John.

Laura Ham
(lauraham) - F
Looking good son on 09/16/2005 20:07:50 MDT Print View

Hi Jay
Good looking article as always, Mom

Dixon Way
(Lightknight) - F
Ti-6Al-4V on 11/24/2005 02:17:04 MST Print View

Hi Jay
John is right.
Ti-6-4 is harder to bend than Ti-3-2.5.

Elongation of Ti-3Al-2.5V is better than Ti-6-4 so it is easier to make pipe out of it, so as the bike frame.

Dixon

Jay Ham
(jham) - F - M

Locale: Southwest
Ti-3-2.5 on 11/24/2005 07:40:27 MST Print View

Looks like Ti-3-2.5 is the material of choice. Though, if you can't find a good source for Ti-3-2.5, would the Ti-6-4 work well enough in this application. Aluminum rod works afterall, and aluminum has very poor bending properties.

Jay

Nicklas Kirkes
(packman) - F
help with bending on 03/23/2006 14:51:28 MST Print View

Jay, I was hoping to pick your brain on the bending portion of this project. I'm having a hard time getting the legs to match up after I bend. I've tried placing the wrenches at different places around the marking line, but I just can't seem to get them very accurate. Being somewhat of a perfectionist, I'd rather not end up having to make the stand crooked to have it hold the pot level. Any ideas?

You can email me directly at grnthumb <at> gmail <dot> com

Bernard Shaw
(be_here_now@earthlink.net) - F

Locale: Upstate New York
Thanks & Alternative on 04/26/2006 07:27:05 MDT Print View

Thanks Jay, this is great.

As another variation, I ungloriously copied the Gossamer Gear Pot Stand design using the Ti Rods. It is very strudy and has the nice advantage of folding flat. I prefer it and it also helps to reinforce the wind sheild too. I can send you a picture if you wish.

Evan

scott Nelson
(nlsscott) - MLife

Locale: So. Calif.
Ti from a Leg on ebay on 04/28/2006 23:29:08 MDT Print View

OK, I went looking for Titanium rod on ebay as an earlier post suggested. And what did I find but a listing for a guy selling the Titanium rod that was previously mounted INSIDE HIS BROKEN LEG! He figures it cost about $40,000 to install and remove the rod. It is going for the bargain price of One Dollar (No reserve.)

Thomas Jamrog
(balrog) - F - M

Locale: New England
My Problems Continue with this stand on 09/19/2006 03:07:40 MDT Print View

I may be frustrrating myself for no reason.

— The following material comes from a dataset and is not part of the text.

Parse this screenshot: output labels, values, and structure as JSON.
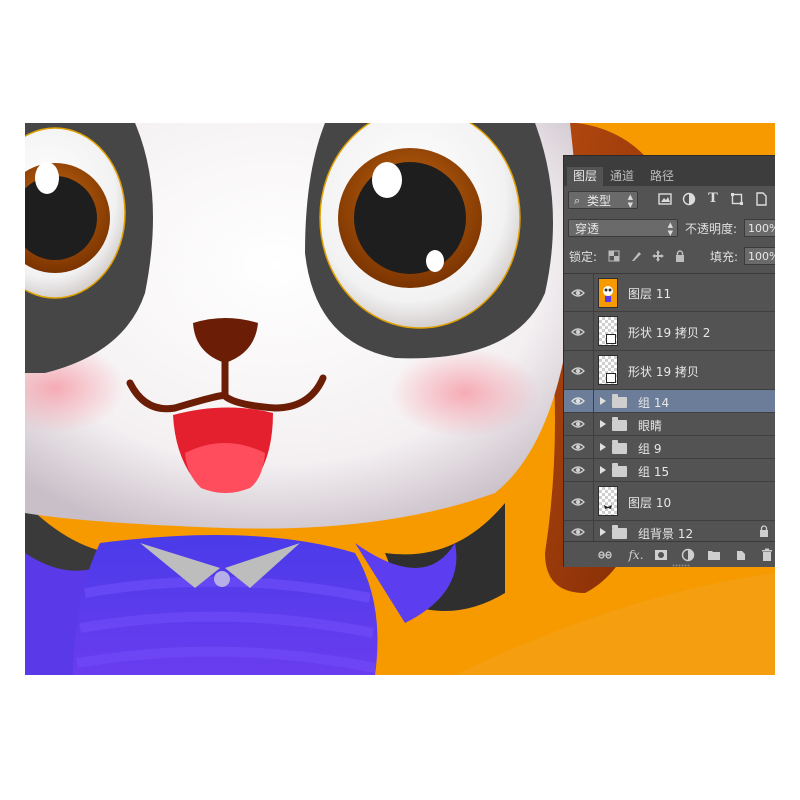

I have tried the original design and then the first modification. I am still softening the stand and the last two times I used it the full pot fell off the stand after a bit of heating . I have a small soda can alcohol stove and am trying to use the small MSR titanium pot that is 4.5 " in diameter. This design forces me to press the stove right against the wire stand in order to get it to fit.
What am i doing worong, or could this work with a pot that is wider? I can't even think about a large Heinekin can for boiling...